Heraklion is a very different holiday to Chania. It is a big city. The ruins of the Palace of Knossos are easy to get to by local bus, Jean shows you how on the film she made. There is little tourist help we found, in fact, the government tourist board has many sheets on the window saying, “no tourist information inside”. That is just a stone’s throw from the Hop On bus tour and bus stop for the ruins.
It is a big city; the shops are great. The beggars are persistent, especially the children who appear to be learning a trade. We don’t often say that but at such times, watch for pick-pockets.

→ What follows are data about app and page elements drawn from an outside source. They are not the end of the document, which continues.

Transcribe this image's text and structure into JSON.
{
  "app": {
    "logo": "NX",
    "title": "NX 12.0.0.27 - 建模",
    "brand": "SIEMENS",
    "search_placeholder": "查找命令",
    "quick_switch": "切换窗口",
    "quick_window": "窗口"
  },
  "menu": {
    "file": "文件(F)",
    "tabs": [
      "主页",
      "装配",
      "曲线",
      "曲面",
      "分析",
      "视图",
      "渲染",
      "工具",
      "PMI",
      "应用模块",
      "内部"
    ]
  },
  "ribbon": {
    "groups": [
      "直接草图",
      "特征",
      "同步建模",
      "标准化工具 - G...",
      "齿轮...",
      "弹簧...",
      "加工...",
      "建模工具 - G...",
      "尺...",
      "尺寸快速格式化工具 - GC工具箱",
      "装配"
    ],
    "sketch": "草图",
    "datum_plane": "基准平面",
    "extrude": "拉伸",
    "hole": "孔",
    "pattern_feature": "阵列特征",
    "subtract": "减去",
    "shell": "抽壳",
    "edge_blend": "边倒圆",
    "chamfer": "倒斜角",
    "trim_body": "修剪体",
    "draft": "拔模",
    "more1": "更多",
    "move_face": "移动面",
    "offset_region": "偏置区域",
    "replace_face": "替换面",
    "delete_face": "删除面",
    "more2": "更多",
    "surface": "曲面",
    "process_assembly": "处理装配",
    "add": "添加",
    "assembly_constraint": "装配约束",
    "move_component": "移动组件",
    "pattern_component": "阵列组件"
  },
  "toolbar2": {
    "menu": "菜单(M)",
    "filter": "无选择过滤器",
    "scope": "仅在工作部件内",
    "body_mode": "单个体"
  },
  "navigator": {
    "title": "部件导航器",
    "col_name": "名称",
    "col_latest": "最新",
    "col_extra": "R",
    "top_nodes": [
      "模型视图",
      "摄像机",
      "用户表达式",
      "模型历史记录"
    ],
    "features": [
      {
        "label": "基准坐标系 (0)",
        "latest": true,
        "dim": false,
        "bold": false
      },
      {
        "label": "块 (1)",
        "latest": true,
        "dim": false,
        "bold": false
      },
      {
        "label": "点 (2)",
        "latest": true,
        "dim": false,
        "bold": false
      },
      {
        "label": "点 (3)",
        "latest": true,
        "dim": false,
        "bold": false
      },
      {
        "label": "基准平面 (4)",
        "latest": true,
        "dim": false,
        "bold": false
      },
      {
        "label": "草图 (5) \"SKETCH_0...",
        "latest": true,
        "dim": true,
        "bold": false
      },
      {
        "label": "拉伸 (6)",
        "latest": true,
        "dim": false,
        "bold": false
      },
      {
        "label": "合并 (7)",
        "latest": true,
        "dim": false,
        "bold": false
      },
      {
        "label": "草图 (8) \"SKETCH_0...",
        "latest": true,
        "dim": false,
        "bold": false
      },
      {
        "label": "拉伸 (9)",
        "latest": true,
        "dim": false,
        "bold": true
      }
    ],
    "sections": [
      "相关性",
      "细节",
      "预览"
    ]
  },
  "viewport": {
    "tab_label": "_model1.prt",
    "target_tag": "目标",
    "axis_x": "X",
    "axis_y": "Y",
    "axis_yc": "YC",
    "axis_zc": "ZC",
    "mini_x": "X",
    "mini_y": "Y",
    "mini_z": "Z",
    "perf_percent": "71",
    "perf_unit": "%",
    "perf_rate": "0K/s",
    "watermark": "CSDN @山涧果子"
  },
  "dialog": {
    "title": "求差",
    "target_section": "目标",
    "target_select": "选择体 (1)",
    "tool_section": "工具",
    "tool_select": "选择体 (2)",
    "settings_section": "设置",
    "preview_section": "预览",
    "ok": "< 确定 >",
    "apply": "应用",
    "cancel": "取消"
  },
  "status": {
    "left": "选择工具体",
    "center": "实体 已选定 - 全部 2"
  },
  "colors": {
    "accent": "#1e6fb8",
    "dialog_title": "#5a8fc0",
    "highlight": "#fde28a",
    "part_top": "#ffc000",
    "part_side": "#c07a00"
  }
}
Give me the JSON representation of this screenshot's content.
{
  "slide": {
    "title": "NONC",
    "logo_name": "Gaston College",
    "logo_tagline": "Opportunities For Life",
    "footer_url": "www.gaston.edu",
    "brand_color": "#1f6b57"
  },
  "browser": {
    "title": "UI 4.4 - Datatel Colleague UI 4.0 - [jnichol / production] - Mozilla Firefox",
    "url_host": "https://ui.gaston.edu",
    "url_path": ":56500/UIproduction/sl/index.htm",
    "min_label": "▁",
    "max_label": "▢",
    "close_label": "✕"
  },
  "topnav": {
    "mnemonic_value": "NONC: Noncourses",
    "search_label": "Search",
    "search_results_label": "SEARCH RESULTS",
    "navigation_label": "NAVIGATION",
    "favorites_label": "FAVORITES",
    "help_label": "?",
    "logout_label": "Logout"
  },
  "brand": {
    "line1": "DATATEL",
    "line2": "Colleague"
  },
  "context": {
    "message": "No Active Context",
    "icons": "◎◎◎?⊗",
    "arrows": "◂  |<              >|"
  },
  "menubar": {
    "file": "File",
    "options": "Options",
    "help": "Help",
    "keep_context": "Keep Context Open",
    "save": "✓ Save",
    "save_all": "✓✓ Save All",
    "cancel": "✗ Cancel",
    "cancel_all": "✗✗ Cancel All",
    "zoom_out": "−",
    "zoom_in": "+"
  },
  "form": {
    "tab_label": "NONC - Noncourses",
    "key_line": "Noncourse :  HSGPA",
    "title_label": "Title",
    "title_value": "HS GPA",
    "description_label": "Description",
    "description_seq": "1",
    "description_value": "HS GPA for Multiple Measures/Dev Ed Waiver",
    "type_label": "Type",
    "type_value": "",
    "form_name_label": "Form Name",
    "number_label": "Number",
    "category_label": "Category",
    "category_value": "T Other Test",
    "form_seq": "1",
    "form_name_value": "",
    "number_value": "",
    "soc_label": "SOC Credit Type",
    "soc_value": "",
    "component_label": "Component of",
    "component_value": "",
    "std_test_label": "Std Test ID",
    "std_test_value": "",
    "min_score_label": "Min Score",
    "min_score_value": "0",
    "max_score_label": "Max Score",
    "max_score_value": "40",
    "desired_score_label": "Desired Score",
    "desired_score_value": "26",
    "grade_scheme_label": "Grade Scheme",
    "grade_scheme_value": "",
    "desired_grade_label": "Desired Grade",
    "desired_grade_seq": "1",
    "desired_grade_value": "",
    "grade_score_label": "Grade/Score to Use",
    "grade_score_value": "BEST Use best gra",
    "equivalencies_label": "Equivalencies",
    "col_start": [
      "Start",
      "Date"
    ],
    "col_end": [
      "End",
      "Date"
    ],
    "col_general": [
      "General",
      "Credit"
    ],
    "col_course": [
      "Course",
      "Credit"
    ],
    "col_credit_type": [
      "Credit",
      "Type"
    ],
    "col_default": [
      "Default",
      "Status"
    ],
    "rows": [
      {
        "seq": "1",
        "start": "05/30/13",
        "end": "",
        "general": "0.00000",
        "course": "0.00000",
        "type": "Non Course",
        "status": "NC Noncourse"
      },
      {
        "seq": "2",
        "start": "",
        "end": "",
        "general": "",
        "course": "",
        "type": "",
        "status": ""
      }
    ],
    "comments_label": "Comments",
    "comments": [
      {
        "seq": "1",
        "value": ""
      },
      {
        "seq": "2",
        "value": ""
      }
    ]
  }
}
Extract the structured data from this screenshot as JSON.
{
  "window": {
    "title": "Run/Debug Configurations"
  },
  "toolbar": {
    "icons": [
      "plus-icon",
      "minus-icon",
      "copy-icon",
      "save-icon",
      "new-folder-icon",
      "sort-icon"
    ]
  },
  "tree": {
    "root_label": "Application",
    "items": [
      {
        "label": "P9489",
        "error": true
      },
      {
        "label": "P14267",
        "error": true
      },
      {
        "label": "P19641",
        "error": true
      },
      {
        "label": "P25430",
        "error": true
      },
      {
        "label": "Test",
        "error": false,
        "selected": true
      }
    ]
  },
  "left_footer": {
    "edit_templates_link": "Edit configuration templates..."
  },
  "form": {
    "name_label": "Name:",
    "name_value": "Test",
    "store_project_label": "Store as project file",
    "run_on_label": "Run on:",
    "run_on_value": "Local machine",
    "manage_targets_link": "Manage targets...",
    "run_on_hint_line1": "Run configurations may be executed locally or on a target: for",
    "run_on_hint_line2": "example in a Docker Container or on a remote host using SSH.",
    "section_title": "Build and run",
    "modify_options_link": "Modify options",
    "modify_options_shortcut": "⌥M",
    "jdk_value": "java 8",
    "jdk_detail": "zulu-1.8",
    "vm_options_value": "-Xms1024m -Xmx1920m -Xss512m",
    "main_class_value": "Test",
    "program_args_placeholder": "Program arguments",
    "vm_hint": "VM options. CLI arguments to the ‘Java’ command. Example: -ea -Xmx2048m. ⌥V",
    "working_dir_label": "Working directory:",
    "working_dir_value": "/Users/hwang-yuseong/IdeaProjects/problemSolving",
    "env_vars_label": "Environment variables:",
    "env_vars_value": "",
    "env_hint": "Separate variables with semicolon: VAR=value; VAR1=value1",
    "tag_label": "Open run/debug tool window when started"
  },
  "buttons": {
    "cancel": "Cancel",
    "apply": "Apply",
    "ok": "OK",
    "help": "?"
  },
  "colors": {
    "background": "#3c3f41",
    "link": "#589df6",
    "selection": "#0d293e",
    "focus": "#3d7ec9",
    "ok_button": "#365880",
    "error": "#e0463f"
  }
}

The Palace of Knossos is a treat, we left it until the afternoon when it is less busy. It is a complex of ruins with more than 1500 interlocking rooms. Built in the Bronze age (2000 BC), the Palace of Knossos is considered Europe’s oldest city and is referred to as the centre of Minoan civilisation. The people, as well as the palace, were destroyed by the eruption of the Santorini Volcano (1700 BC). A new palace was built with many splendid frescoes adorning the walls, hundreds of rooms and workshops distributed in four storeys with spacious courts for hosting ceremonies and feasts. But further earthquakes in the 14th century BC led to the final destruction. Excavation of the site was between 1900-1930 and many of the results are at the museum. This alone is a licensed guided tour that takes an hour so you can see the time vanishing. An organised tour can explain things easily, but there are digital tours and signs on all the ruins.